So let's look at an example where a farmer borrows $1,000

now and the interest rate is 7% per year.

And this is an unusual loan.

It's going to be repaid in total as a lump sum after five years.

So how big will that repayment need to be?

We plug those numbers into the formula.

$1000 is the present value, 7% is r, and 5 is t, the time.

And we can do the calculation and it turns out to be $1,402.

So we borrow money now, $1,000, and the cost

after five years is a bit over a $1,400.

So again, it shows that time really

matters once you have recognized the fact that upfront

costs have an interest cost.

So which time frame to use?

I've used five years and I've 20 years earlier on in the tree

planting example.

Which is the right time frame?

Well, there's no single right or wrong answer to this question.

It depends on the particular project, on the circumstances,

and on the preferences of who's making the decision.

So for farmers, for example, a realistic time frame

might be five years if they're on the verge of retiring

and they're not interested in benefits and costs

after that time.

Or 10 years or 20 years.

But for governments, they probably

have a longer time frame, maybe 20, 50.

Even as long as 100 years might be a realistic time frame

for governments to worry about.

Similarly, there's a question about which

interest rate to use.

I've used 5% and 7% in the example I've give so far,

but again, the right rate to use depends on the circumstances

and on who's making the decision.

For a farmer, borrowing funds might be more expensive,

risks might be more important, and risk

can be built into interest rates,

so the interest rate might be say, between 7% and 12%.

For government, funds are probably cheaper,

and their investments are highly diversified.

They've got so many different types of investment

that risk is less of a concern.

So the appropriate interest rate might be 5%, 6%, 7%,

in nominal terms.

So I'm going to explain what I mean

by nominal terms in a moment, but before I get to that,

I'm just going to comment that I'm talking here

about interest rates.

But we need to use this sort of thinking

of inflating upfront costs even if we're not paying interest,

because the funds that we are using

could have been invested in a bank account

and generated interest.

So we may not actually receive or pay interest,

but we could have done, and so we need to factor that in.

Nominal terms-- economists talk about nominal and real interest

rates, and nominal and real costs and benefits.

So we often adjust costs and benefits to allow for inflation

before we do other calculations, such as calculating

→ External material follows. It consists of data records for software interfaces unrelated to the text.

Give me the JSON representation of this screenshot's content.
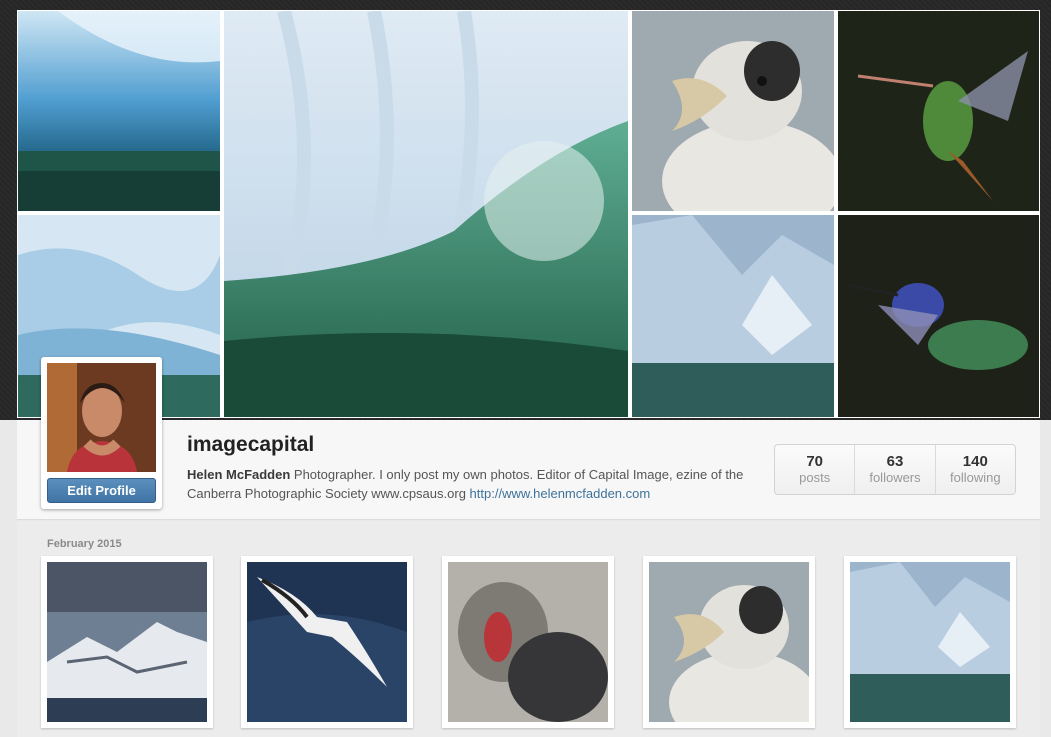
{
  "profile": {
    "username": "imagecapital",
    "display_name": "Helen McFadden",
    "bio": " Photographer. I only post my own photos. Editor of Capital Image, ezine of the Canberra Photographic Society www.cpsaus.org ",
    "website": "http://www.helenmcfadden.com",
    "edit_label": "Edit Profile"
  },
  "stats": {
    "posts": {
      "value": "70",
      "label": "posts"
    },
    "followers": {
      "value": "63",
      "label": "followers"
    },
    "following": {
      "value": "140",
      "label": "following"
    }
  },
  "feed": {
    "month_label": "February 2015"
  },
  "colors": {
    "accent": "#3f729b",
    "button": "#4a7fb0"
  }
}
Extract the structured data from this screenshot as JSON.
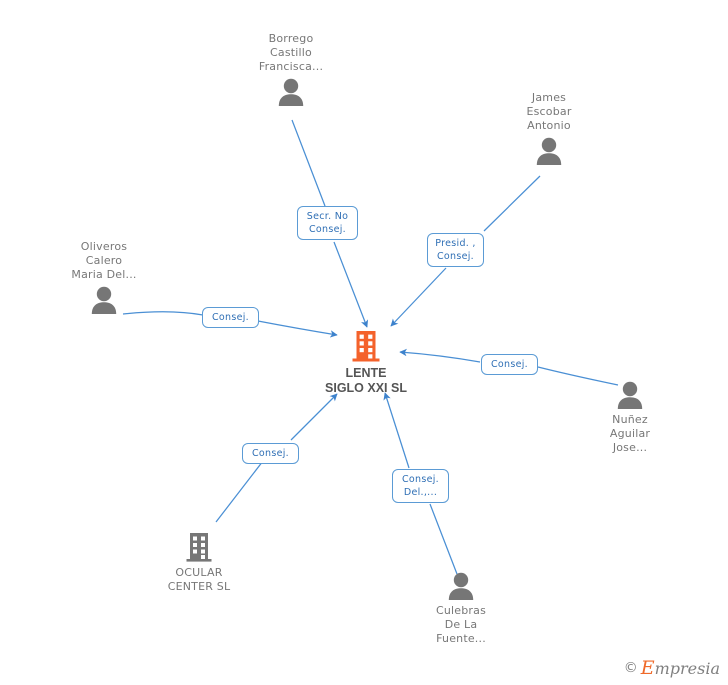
{
  "diagram": {
    "type": "company-relationship-graph",
    "center_company": "LENTE\nSIGLO XXI SL",
    "accent_company_color": "#f4622b",
    "accent_edge_color": "#4a8fd4",
    "person_icon_color": "#767676",
    "subsidiary_icon_color": "#777777"
  },
  "nodes": [
    {
      "id": "borrego",
      "kind": "person",
      "label": "Borrego\nCastillo\nFrancisca...",
      "icon": "person-icon"
    },
    {
      "id": "james",
      "kind": "person",
      "label": "James\nEscobar\nAntonio",
      "icon": "person-icon"
    },
    {
      "id": "oliveros",
      "kind": "person",
      "label": "Oliveros\nCalero\nMaria Del...",
      "icon": "person-icon"
    },
    {
      "id": "nunez",
      "kind": "person",
      "label": "Nuñez\nAguilar\nJose...",
      "icon": "person-icon"
    },
    {
      "id": "culebras",
      "kind": "person",
      "label": "Culebras\nDe La\nFuente...",
      "icon": "person-icon"
    },
    {
      "id": "ocular",
      "kind": "company",
      "label": "OCULAR\nCENTER SL",
      "icon": "building-icon"
    },
    {
      "id": "lente",
      "kind": "company-center",
      "label": "LENTE\nSIGLO XXI SL",
      "icon": "building-icon"
    }
  ],
  "edge_labels": [
    {
      "id": "edge-borrego",
      "text": "Secr. No\nConsej."
    },
    {
      "id": "edge-james",
      "text": "Presid. ,\nConsej."
    },
    {
      "id": "edge-oliveros",
      "text": "Consej."
    },
    {
      "id": "edge-nunez",
      "text": "Consej."
    },
    {
      "id": "edge-ocular",
      "text": "Consej."
    },
    {
      "id": "edge-culebras",
      "text": "Consej.\nDel.,..."
    }
  ],
  "watermark": {
    "copyright": "©",
    "brand_initial": "E",
    "brand_rest": "mpresia"
  }
}
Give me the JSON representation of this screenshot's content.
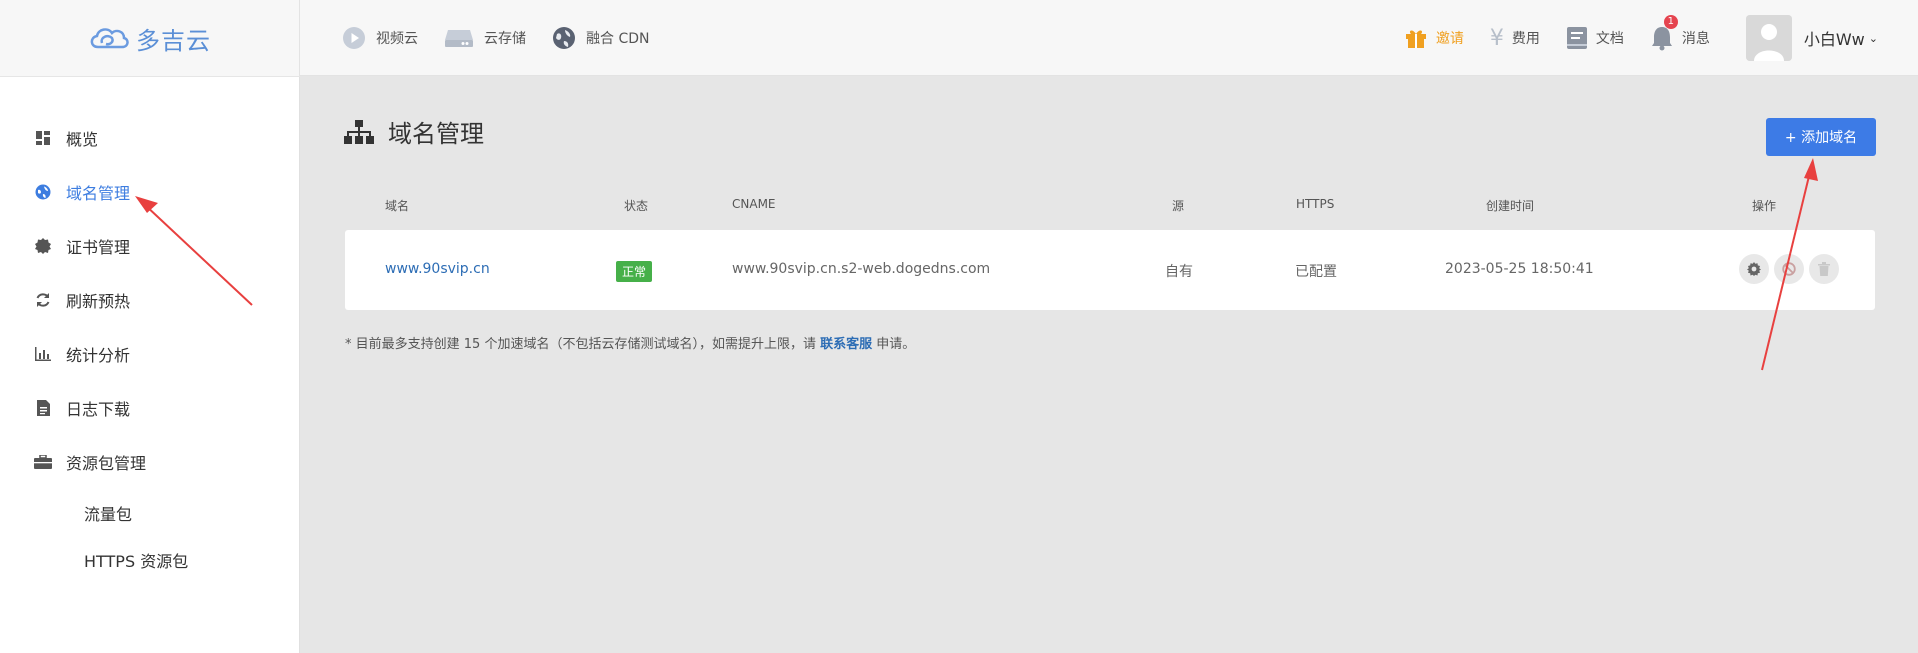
{
  "brand": {
    "name": "多吉云"
  },
  "topnav": [
    {
      "label": "视频云",
      "icon": "play-circle-icon"
    },
    {
      "label": "云存储",
      "icon": "storage-icon"
    },
    {
      "label": "融合 CDN",
      "icon": "globe-icon"
    }
  ],
  "topright": {
    "invite": "邀请",
    "billing": "费用",
    "docs": "文档",
    "messages": "消息",
    "message_count": "1",
    "username": "小白Ww"
  },
  "sidebar": {
    "items": [
      {
        "label": "概览"
      },
      {
        "label": "域名管理"
      },
      {
        "label": "证书管理"
      },
      {
        "label": "刷新预热"
      },
      {
        "label": "统计分析"
      },
      {
        "label": "日志下载"
      },
      {
        "label": "资源包管理"
      }
    ],
    "sub_items": [
      {
        "label": "流量包"
      },
      {
        "label": "HTTPS 资源包"
      }
    ]
  },
  "main": {
    "title": "域名管理",
    "add_button": "+ 添加域名",
    "columns": [
      "域名",
      "状态",
      "CNAME",
      "源",
      "HTTPS",
      "创建时间",
      "操作"
    ],
    "rows": [
      {
        "domain": "www.90svip.cn",
        "status": "正常",
        "cname": "www.90svip.cn.s2-web.dogedns.com",
        "source": "自有",
        "https": "已配置",
        "created": "2023-05-25 18:50:41"
      }
    ],
    "note_prefix": "* 目前最多支持创建 15 个加速域名（不包括云存储测试域名），如需提升上限，请",
    "note_link": "联系客服",
    "note_suffix": "申请。"
  },
  "colors": {
    "accent": "#3d7be6",
    "active": "#3d7de0",
    "status_ok": "#46b049",
    "annotation": "#e8403f"
  }
}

the present value or the future value.

So if we factor out inflation, that

means we're expressing our benefits and costs

in real terms.

If the inflation's left in, then we're

expressing the benefits and costs in nominal terms.

And we need to make sure that we use the right interest

rate for the right types of costs and benefits.

If we leave inflation in, then we're

using nominal benefits and costs and we

need to use a nominal interest rate, which leaves inflation

in.

If we factor inflation out of our benefits and costs,

we need to factor inflation out of our interest rate,

as well, which means using a real interest rate.

So the interest rate has to match the benefits and costs.

So here's this diagram we've seen before for the tree

example, where we have these upfront costs and benefits that

mainly occur later on.

And here's a table that shows exactly the numbers that

were in that diagram.

So the table also shows the calculation

of interest in the fifth column, and the future value

of the tree planting, which is at the bottom

of the sixth column.

But before we get to that, I'll just

point out that the first four columns are the same numbers as

appeared in earlier graphs.

So those first four columns are the year, the benefits,

the costs, and the net benefits.

And we've already seen those in one of the other of the graphs

that we've used previously for this example.

The last column shows the balance of this imaginary bank

account.

And the bottom of the last column

shows the balance at the end of the time period of 20 years.

So that's the criteria we're going to use.

If that's positive, it's good.

If that's negative, it's not good.

And in the fifth column, we can see the interest that's

paid or received on that balance in each of the years,

and that gets included in the balance.

So the benefits, the costs, and the interest

costs all go into determining the balance for that year.